ABOUT THIS TASK: Out of the lines below, please list those that hold the string "Active".
****************
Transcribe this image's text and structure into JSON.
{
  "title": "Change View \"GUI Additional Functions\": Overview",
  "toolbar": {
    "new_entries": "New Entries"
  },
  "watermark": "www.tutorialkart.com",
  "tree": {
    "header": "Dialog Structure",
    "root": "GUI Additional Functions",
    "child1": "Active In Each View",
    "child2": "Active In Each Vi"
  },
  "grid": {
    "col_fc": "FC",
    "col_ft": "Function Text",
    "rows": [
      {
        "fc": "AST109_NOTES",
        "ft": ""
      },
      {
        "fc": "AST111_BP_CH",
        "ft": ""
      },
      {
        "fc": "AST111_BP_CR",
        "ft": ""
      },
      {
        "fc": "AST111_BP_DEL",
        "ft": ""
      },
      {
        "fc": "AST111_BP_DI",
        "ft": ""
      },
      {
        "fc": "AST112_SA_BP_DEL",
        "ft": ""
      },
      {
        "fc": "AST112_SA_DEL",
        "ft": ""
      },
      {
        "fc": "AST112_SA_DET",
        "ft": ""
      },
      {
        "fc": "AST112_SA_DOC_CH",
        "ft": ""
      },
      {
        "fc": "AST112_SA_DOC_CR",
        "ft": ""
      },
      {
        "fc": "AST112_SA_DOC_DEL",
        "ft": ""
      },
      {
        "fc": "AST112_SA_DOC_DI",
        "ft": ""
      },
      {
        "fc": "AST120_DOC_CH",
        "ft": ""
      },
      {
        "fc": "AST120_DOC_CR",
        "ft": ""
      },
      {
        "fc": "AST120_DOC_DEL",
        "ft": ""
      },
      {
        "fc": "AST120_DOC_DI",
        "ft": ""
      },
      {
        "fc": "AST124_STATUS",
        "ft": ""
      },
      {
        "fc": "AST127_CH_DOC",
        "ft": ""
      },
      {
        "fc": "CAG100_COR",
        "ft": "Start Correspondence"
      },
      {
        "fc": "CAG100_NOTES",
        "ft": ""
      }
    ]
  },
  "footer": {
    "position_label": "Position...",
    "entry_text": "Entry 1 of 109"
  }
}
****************
RESPONSE TO THE TASK:
    "child1": "Active In Each View",
    "child2": "Active In Each Vi"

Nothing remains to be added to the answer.